Disease. Trichuriasis, which is an infection of the large intestine caused by Trichuris trichiura (whipworm), is a very common intestinal helminthic infection worldwide. An estimated 604-795 million people in the world are infected with whipworm. Whipworms live in the large intestine and whipworm eggs are passed in the feces of infected persons. If the infected person defecates outside (near bushes, in a garden, or field) or if human feces as used as fertilizer, eggs are deposited on soil. They can then mature into a form that is infective.
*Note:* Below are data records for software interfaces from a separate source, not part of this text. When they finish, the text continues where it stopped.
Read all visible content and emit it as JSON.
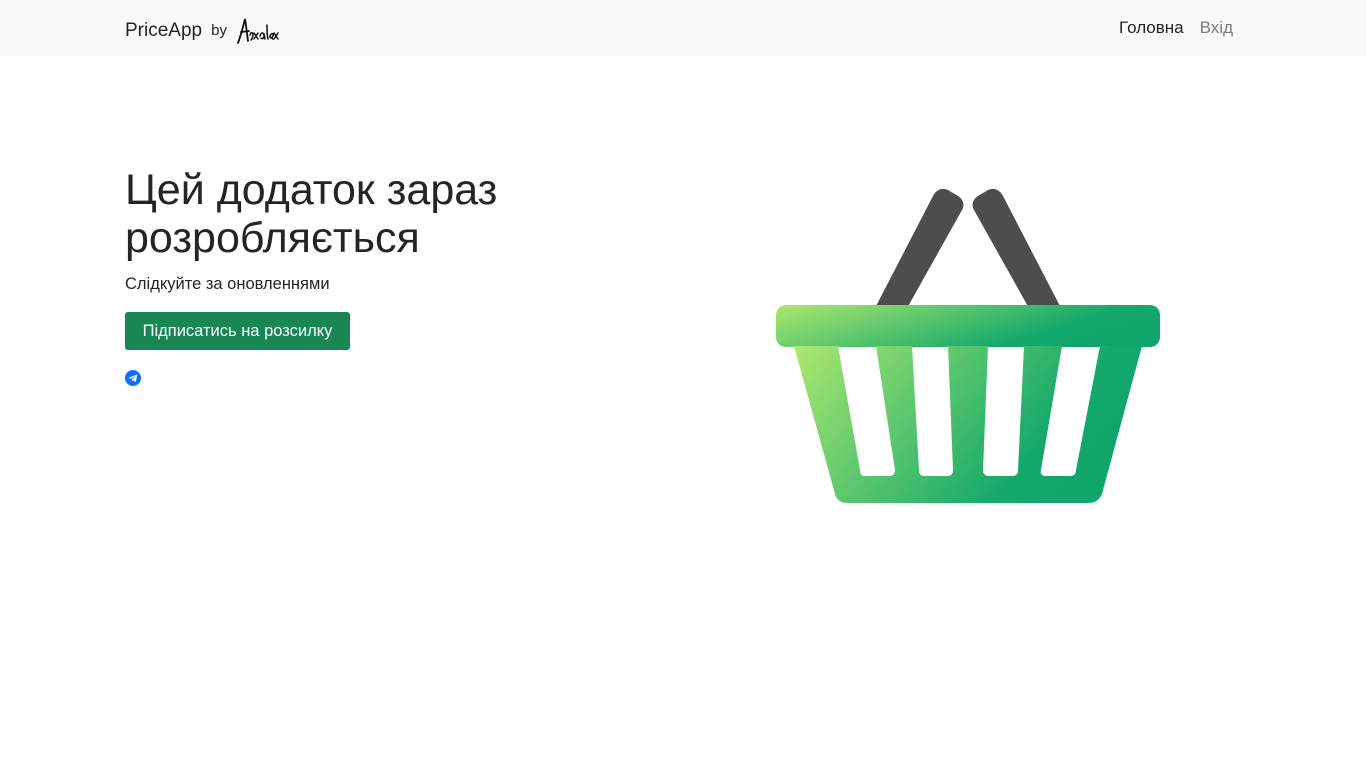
{
  "navbar": {
    "brand_name": "PriceApp",
    "brand_by": "by",
    "brand_logo_icon": "arxalex-signature-logo",
    "links": [
      {
        "label": "Головна",
        "active": true
      },
      {
        "label": "Вхід",
        "active": false
      }
    ]
  },
  "hero": {
    "title": "Цей додаток зараз розробляється",
    "subtitle": "Слідкуйте за оновленнями",
    "subscribe_label": "Підписатись на розсилку",
    "telegram_icon": "telegram-icon",
    "illustration_icon": "shopping-basket-icon"
  },
  "colors": {
    "navbar_bg": "#f8f9fa",
    "button_bg": "#198754",
    "telegram_blue": "#0d6efd",
    "basket_gradient_start": "#a9e86f",
    "basket_gradient_end": "#12a76c",
    "basket_handle": "#4d4d4d"
  }
}
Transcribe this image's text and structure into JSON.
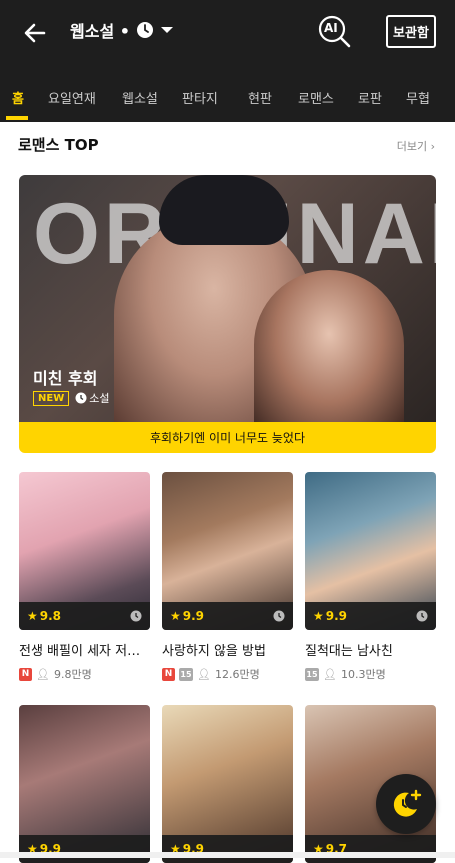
{
  "header": {
    "title": "웹소설 •",
    "ai_label": "AI",
    "save_label": "보관함"
  },
  "tabs": [
    {
      "label": "홈",
      "active": true
    },
    {
      "label": "요일연재"
    },
    {
      "label": "웹소설"
    },
    {
      "label": "판타지"
    },
    {
      "label": "현판"
    },
    {
      "label": "로맨스"
    },
    {
      "label": "로판"
    },
    {
      "label": "무협"
    }
  ],
  "section": {
    "title": "로맨스 TOP",
    "more_label": "더보기"
  },
  "banner": {
    "bg_text": "ORIGINAL",
    "title": "미친 후회",
    "badge": "NEW",
    "genre": "소설",
    "tagline": "후회하기엔 이미 너무도 늦었다"
  },
  "cards": [
    {
      "title": "전생 배필이 세자 저…",
      "rating": "9.8",
      "badges": [
        "N"
      ],
      "readers": "9.8만명"
    },
    {
      "title": "사랑하지 않을 방법",
      "rating": "9.9",
      "badges": [
        "N",
        "15"
      ],
      "readers": "12.6만명"
    },
    {
      "title": "질척대는 남사친",
      "rating": "9.9",
      "badges": [
        "15"
      ],
      "readers": "10.3만명"
    },
    {
      "title": "",
      "rating": "9.9",
      "badges": [],
      "readers": ""
    },
    {
      "title": "",
      "rating": "9.9",
      "badges": [],
      "readers": ""
    },
    {
      "title": "",
      "rating": "9.7",
      "badges": [],
      "readers": ""
    }
  ],
  "colors": {
    "header_bg": "#1e1e1e",
    "accent": "#ffd400",
    "badge_new": "#e8473c"
  }
}
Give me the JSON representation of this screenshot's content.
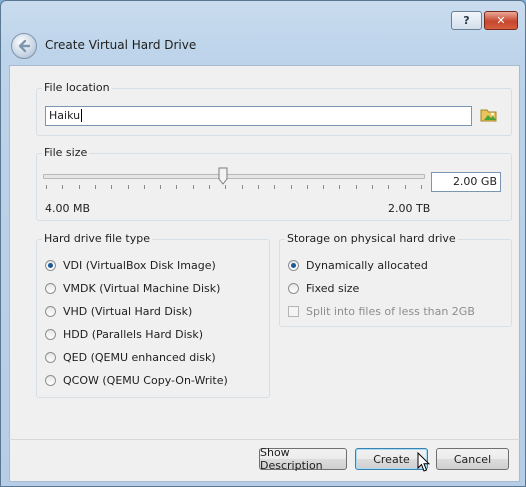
{
  "window": {
    "title": "Create Virtual Hard Drive",
    "help_button": "?",
    "close_button": "✕"
  },
  "file_location": {
    "label": "File location",
    "value": "Haiku"
  },
  "file_size": {
    "label": "File size",
    "value": "2.00 GB",
    "min_label": "4.00 MB",
    "max_label": "2.00 TB",
    "slider_fraction": 0.473
  },
  "file_type": {
    "label": "Hard drive file type",
    "options": [
      {
        "label": "VDI (VirtualBox Disk Image)",
        "selected": true
      },
      {
        "label": "VMDK (Virtual Machine Disk)",
        "selected": false
      },
      {
        "label": "VHD (Virtual Hard Disk)",
        "selected": false
      },
      {
        "label": "HDD (Parallels Hard Disk)",
        "selected": false
      },
      {
        "label": "QED (QEMU enhanced disk)",
        "selected": false
      },
      {
        "label": "QCOW (QEMU Copy-On-Write)",
        "selected": false
      }
    ]
  },
  "storage": {
    "label": "Storage on physical hard drive",
    "options": [
      {
        "label": "Dynamically allocated",
        "selected": true
      },
      {
        "label": "Fixed size",
        "selected": false
      }
    ],
    "split_label": "Split into files of less than 2GB",
    "split_checked": false,
    "split_enabled": false
  },
  "buttons": {
    "show_description": "Show Description",
    "create": "Create",
    "cancel": "Cancel"
  },
  "icons": {
    "back": "back-arrow-icon",
    "folder": "folder-icon",
    "help": "help-icon",
    "close": "close-icon",
    "cursor": "mouse-cursor-icon"
  }
}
Infection. Whipworm infection is caused by ingesting eggs. People infected with whipworm can suffer light or heavy infections. People with light infections usually have no symptoms. People with heavy symptoms can experience the frequent, painful passage of stool that contains a mixture of mucus, water, and blood. Rectal prolapse can also occur. Children with heavy infections can become severely anemic and growth-retarded.
Epidemiology and Risk Factors. Whipworm is a soil-transmitted helminth (STH) and is the third most common roundworm of humans. The infection can occur in areas where human feces are used as fertilizer or where defecation onto soil happens. The worms are spread from person to person by fecal-oral transmission or through feces-contaminated food. Distribution of this worms can occurs more frequently in areas with tropical weather and poor sanitation practices, and among children. Trichuriasis also occurs in the southern United States. Transmission of infection to others can be prevented by not defecating outdoors and effective sewage disposal systems.
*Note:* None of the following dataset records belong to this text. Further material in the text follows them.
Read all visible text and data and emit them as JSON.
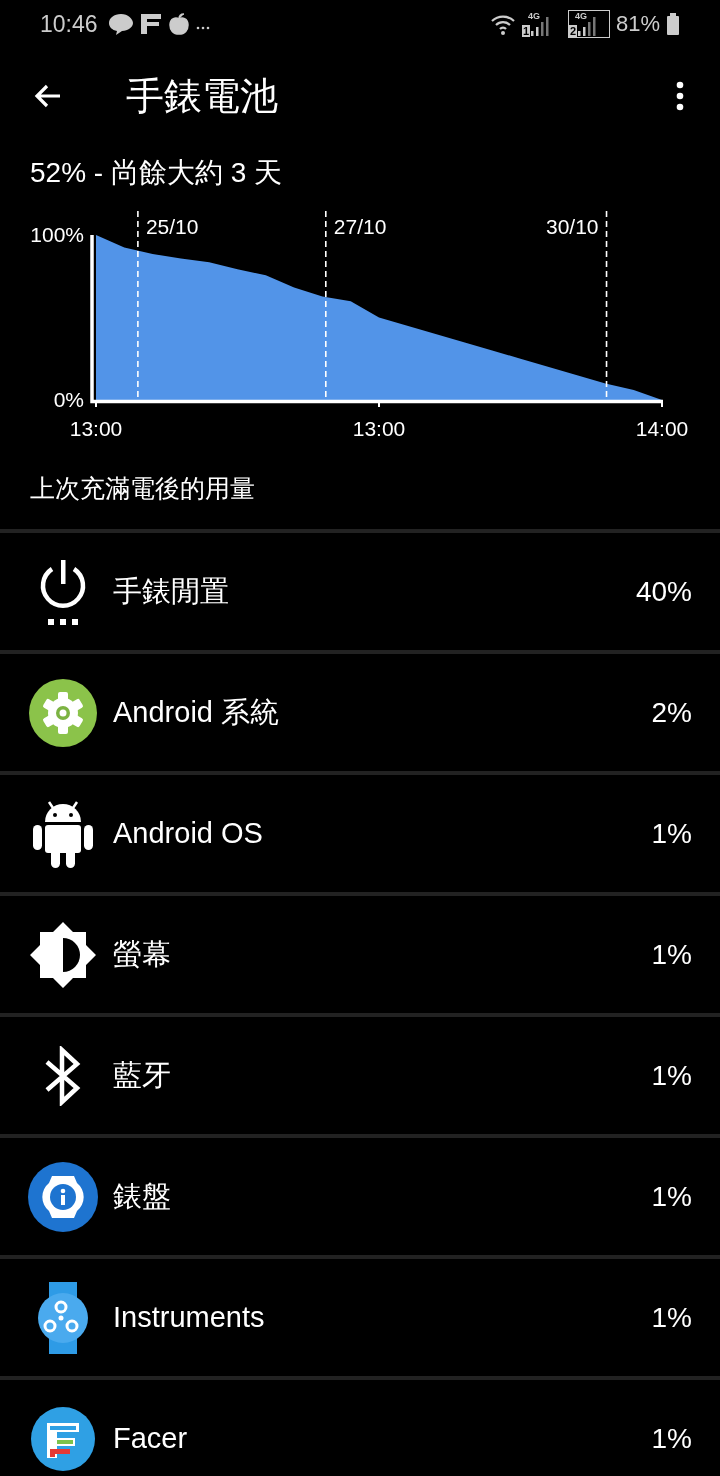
{
  "status_bar": {
    "time": "10:46",
    "sims": [
      {
        "network": "4G",
        "slot": "1"
      },
      {
        "network": "4G",
        "slot": "2"
      }
    ],
    "battery": "81%"
  },
  "app_bar": {
    "title": "手錶電池"
  },
  "summary": "52% - 尚餘大約 3 天",
  "chart_data": {
    "type": "area",
    "categories": [
      "13:00",
      null,
      null,
      null,
      null,
      null,
      null,
      null,
      null,
      null,
      "13:00",
      null,
      null,
      null,
      null,
      null,
      null,
      null,
      null,
      null,
      "14:00"
    ],
    "series": [
      {
        "color": "#5294e8",
        "values": [
          100,
          92.5,
          88.5,
          85.7,
          83.5,
          79.3,
          75.6,
          68.2,
          62.8,
          59.8,
          50,
          45,
          40,
          35,
          30,
          25,
          20,
          15,
          10,
          6,
          0
        ]
      }
    ],
    "ylim": [
      0,
      100
    ],
    "yticks": [
      {
        "value": 0,
        "label": "0%"
      },
      {
        "value": 100,
        "label": "100%"
      }
    ],
    "annotations": [
      "25/10",
      "27/10",
      "30/10"
    ]
  },
  "section_title": "上次充滿電後的用量",
  "usage": [
    {
      "kind": "power",
      "name": "手錶閒置",
      "percent": "40%"
    },
    {
      "kind": "system",
      "name": "Android 系統",
      "percent": "2%"
    },
    {
      "kind": "android",
      "name": "Android OS",
      "percent": "1%"
    },
    {
      "kind": "screen",
      "name": "螢幕",
      "percent": "1%"
    },
    {
      "kind": "bluetooth",
      "name": "藍牙",
      "percent": "1%"
    },
    {
      "kind": "watchface",
      "name": "錶盤",
      "percent": "1%"
    },
    {
      "kind": "instruments",
      "name": "Instruments",
      "percent": "1%"
    },
    {
      "kind": "facer",
      "name": "Facer",
      "percent": "1%"
    }
  ]
}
Treatment. Anthelminthic medications (drugs that rid the body of parasitic worms), such as albendazole and mebendazole, are the drugs of choice for treatment. Infections are generally treated for 3 days. The recommended medications are effective. Iron supplements may also be prescribed if the infected person suffers from anemia.
Centers for Disease Control and Prevention. Parasites – Trichuriasis (also known as whipworm infection). [Updated: January 10, 2013]. Available from: https://www.cdc.gov/parasites/whipworm/index.html
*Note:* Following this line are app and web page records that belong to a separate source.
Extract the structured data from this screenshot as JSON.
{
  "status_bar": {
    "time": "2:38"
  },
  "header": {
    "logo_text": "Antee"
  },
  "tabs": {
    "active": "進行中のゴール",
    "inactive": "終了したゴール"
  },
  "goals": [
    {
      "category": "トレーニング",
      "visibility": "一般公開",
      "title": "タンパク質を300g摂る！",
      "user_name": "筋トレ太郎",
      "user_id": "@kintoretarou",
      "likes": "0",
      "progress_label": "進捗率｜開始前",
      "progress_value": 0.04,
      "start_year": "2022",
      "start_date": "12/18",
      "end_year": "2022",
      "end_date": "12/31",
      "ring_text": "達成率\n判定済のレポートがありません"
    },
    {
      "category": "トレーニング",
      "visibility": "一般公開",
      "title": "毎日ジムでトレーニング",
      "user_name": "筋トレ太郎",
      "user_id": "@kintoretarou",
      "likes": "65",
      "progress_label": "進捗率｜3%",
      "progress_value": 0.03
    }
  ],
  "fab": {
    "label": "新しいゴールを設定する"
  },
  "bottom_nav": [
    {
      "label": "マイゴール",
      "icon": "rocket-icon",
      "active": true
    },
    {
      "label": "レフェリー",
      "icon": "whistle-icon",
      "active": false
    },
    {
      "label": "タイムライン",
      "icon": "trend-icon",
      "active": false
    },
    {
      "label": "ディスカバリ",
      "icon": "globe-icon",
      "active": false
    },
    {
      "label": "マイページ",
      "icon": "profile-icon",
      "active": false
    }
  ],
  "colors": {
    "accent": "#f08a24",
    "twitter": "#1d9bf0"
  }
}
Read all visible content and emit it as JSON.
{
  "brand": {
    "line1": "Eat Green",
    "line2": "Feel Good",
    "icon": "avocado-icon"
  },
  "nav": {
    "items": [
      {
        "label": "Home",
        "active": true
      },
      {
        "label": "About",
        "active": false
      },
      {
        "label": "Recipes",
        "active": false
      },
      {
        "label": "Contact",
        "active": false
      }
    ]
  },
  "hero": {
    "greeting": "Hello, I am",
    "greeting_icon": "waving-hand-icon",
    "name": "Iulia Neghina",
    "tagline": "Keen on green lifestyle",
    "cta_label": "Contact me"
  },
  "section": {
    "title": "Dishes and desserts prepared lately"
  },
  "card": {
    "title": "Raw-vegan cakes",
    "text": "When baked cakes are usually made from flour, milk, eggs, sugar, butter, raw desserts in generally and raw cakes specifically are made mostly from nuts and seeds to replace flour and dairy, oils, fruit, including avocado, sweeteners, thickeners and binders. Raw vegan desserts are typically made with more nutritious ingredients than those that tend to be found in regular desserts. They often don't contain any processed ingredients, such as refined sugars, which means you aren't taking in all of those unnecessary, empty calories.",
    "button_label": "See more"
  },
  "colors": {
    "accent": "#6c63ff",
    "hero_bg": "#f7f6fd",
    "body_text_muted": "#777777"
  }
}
Donkor K. and Taylor III. J.P. Trichuris trichiura (whipworm) infection (Trichuriasis). [Updated: Sept 20, 2018]. Available from: https://emedicine.medscape.com/article/788570-overview